I did Heineken way back in 1980 but can't remember much, not due to the beer but because it was at the beginning of my 11 month travels around Western Europe (I had an year long open ended round trip ticket from Toronto to Amsterdam with KLM. Try getting something like that today!). I did the Carlsberg tour and loved it as it was a small group (7 or 8) and a great afternoon at the brewery at the end of the tour (with free beer and nibbles). I distinctly Carlsberg Elephant Beer back then but could have sworn it was much higher in ABV then it is now.

As for Rodenbach and De Halve Mann, my brother lives about an hour's drive from those two and they are on my list. I was in Bruges with him a few years ago but our deal old Mum was with us and is not a big beer fan alas. :)

We did get to Westvleteren though and that was just luverly.

As for the (former) Iron Curtain places, would love to go to Urquell. I watch M. Jackson's show on that about once a year (along with Germany, England etc.). I shall have to add it to my list. :)


Paul Bailey said...

Russ, the halcyon days of travelling around Europe, eh? My trip only lasted a month; yours, at 11 months sounds amazing.

I'm in the early stages of planning a trip to the US for next year, although regrettably I don't think there will be time to include the West Coast (USA or Canada) in my itinerary.

I've got a rather poor quality copy of Michael Jackson's Beer Hunter. Incredibly it is blocked on YouTube,in the UK, on copy-write grounds. I have written to Channel Four, who were the original makers of the series, about them issuing it on DVD, but they were very dismissive about the idea. (Bunch of arrogant t*ss*rs, so far up their own backsides to realise what an incredible series they've got, gathering dust in their vaults).

Russtovich said...

"I've got a rather poor quality copy of Michael Jackson's Beer Hunter. Incredibly it is blocked on YouTube,in the UK"

Good Lord, that's petty. :(

If I may *cough*; perhaps look at a free VPN? For example, Hide Me:


2GB per month, with 3 countries (Canada one of them).

Each of the six shows is just over a half Gig each:


So you could get the series in two months. :)


As for the 11 months in Europe, it was amazing. Although, thanks to relatives in the UK, it was about six months on the Continent (thanks to a few Youth Eurail passes) and the rest in the UK. :)

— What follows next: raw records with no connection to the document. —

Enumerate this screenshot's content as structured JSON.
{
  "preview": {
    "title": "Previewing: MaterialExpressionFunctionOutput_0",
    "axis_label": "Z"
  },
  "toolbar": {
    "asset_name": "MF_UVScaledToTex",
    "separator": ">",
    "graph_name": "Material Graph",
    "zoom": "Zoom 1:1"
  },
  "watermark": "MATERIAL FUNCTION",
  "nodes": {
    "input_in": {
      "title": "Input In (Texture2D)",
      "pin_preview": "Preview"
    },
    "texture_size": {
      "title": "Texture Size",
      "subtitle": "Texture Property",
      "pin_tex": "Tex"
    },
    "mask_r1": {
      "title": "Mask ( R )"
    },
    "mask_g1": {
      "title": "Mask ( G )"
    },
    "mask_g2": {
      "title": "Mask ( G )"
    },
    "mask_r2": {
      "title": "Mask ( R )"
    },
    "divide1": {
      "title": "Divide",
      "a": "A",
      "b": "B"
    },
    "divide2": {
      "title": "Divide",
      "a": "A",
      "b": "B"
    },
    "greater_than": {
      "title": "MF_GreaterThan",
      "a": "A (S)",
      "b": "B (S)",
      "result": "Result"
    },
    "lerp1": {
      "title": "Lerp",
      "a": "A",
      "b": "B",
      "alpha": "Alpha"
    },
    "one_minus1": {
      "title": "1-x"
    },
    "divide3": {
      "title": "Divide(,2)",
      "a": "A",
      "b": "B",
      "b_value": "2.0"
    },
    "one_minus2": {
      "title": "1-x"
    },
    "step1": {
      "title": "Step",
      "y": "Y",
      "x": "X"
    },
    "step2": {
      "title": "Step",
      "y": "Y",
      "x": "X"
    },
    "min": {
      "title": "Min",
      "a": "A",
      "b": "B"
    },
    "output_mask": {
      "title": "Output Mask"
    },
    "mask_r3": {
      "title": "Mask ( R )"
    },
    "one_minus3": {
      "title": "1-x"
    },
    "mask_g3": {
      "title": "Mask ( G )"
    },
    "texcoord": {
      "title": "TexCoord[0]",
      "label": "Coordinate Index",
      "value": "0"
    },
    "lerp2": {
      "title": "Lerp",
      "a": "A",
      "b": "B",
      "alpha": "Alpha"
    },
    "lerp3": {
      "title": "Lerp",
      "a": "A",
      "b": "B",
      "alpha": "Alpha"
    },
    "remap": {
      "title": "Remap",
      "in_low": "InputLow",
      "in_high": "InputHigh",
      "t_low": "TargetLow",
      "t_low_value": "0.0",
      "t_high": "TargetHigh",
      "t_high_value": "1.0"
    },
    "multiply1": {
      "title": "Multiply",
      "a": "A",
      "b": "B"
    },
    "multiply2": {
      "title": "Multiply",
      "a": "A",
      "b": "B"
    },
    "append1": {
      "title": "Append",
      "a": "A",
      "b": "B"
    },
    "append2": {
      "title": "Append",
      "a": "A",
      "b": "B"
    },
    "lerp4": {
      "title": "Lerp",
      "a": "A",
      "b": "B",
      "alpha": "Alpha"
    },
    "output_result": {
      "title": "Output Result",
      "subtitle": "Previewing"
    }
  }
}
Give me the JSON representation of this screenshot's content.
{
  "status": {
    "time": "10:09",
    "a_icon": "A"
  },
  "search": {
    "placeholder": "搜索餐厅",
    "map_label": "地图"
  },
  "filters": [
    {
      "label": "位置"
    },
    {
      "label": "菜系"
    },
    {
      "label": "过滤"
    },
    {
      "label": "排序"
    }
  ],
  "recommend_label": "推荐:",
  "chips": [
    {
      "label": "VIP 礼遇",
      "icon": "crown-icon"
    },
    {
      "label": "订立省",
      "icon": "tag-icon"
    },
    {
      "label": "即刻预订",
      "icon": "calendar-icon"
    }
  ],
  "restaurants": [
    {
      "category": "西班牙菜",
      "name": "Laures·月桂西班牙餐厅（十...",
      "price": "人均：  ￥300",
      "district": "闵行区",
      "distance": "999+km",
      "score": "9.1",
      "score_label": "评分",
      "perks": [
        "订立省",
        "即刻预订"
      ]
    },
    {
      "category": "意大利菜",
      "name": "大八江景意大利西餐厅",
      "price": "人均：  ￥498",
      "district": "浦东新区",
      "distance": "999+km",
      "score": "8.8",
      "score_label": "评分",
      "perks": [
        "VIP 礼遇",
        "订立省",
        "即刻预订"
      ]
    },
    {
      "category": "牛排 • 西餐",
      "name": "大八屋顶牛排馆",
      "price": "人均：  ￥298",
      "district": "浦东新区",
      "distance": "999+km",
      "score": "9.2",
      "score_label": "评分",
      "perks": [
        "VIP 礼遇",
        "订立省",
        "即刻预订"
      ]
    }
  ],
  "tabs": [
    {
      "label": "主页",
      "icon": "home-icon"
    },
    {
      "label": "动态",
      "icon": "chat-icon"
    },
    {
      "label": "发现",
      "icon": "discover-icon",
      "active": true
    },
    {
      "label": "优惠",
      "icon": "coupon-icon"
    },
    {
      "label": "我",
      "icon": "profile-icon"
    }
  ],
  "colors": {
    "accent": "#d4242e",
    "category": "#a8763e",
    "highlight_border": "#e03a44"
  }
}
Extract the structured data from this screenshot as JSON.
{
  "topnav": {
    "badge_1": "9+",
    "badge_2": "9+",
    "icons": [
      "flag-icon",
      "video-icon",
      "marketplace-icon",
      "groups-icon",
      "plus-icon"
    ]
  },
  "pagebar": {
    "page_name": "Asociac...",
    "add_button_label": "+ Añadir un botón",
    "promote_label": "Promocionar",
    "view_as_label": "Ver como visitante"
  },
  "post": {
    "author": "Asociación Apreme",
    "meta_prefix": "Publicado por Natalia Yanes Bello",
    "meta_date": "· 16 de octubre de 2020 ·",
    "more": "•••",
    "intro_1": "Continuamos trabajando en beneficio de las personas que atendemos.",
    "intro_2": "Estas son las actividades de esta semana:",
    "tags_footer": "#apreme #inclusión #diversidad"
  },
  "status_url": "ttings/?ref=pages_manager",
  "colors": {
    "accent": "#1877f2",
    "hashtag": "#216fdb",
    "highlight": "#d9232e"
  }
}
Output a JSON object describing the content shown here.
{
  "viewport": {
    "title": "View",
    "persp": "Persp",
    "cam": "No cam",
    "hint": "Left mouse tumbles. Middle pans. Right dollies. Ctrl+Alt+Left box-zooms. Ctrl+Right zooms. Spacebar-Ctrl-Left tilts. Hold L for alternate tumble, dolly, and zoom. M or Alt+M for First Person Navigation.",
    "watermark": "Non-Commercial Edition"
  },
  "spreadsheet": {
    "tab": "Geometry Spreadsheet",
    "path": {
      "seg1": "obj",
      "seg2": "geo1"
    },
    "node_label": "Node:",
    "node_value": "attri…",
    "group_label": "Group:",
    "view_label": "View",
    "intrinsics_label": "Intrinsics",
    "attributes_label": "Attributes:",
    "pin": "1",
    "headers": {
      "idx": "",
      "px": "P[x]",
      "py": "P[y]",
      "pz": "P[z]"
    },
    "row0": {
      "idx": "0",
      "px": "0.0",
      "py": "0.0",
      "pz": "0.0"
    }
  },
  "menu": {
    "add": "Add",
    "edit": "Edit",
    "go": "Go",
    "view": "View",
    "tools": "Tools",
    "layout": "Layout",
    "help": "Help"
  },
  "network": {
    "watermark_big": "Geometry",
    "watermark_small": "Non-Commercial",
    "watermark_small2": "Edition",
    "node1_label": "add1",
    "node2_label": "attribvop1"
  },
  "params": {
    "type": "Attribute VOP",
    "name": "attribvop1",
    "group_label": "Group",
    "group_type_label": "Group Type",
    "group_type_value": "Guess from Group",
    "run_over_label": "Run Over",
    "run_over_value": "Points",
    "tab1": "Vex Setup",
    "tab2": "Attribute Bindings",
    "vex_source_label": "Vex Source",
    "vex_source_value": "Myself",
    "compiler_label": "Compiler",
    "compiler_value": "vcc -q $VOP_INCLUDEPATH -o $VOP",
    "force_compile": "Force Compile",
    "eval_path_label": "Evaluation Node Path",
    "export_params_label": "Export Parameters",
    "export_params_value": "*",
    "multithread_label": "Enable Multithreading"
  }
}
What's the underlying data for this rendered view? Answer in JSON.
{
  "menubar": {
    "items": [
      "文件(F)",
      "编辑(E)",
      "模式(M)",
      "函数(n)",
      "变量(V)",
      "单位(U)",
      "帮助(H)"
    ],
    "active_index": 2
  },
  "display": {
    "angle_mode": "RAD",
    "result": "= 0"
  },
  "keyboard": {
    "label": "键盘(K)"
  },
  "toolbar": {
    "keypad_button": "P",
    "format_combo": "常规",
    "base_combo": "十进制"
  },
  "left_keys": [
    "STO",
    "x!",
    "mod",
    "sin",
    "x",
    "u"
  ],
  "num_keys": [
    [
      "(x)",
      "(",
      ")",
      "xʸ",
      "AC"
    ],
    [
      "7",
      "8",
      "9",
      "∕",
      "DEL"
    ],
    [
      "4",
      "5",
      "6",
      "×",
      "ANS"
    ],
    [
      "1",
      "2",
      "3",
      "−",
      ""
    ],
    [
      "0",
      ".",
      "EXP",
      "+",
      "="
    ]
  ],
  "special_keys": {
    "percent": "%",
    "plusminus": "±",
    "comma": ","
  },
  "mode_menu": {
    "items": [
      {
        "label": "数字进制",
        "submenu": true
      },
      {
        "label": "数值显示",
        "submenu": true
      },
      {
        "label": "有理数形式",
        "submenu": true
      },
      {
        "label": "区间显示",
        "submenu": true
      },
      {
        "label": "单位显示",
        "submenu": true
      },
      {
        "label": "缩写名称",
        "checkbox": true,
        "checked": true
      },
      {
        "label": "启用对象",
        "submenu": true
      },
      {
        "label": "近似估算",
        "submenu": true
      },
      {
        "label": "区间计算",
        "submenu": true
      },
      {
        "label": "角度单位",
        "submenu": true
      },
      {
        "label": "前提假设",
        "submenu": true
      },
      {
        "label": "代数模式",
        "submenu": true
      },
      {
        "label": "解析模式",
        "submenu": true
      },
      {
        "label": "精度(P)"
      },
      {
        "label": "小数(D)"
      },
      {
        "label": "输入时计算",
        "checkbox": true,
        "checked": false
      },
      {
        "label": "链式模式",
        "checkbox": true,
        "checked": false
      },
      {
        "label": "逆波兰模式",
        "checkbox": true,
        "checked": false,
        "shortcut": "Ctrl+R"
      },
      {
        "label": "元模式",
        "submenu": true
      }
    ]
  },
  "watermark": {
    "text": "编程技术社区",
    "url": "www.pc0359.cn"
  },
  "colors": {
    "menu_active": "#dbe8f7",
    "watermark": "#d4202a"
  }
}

Also, for YouTube look at an extension such as YouTuber Lite for downloading (for Opera), or the equivalent.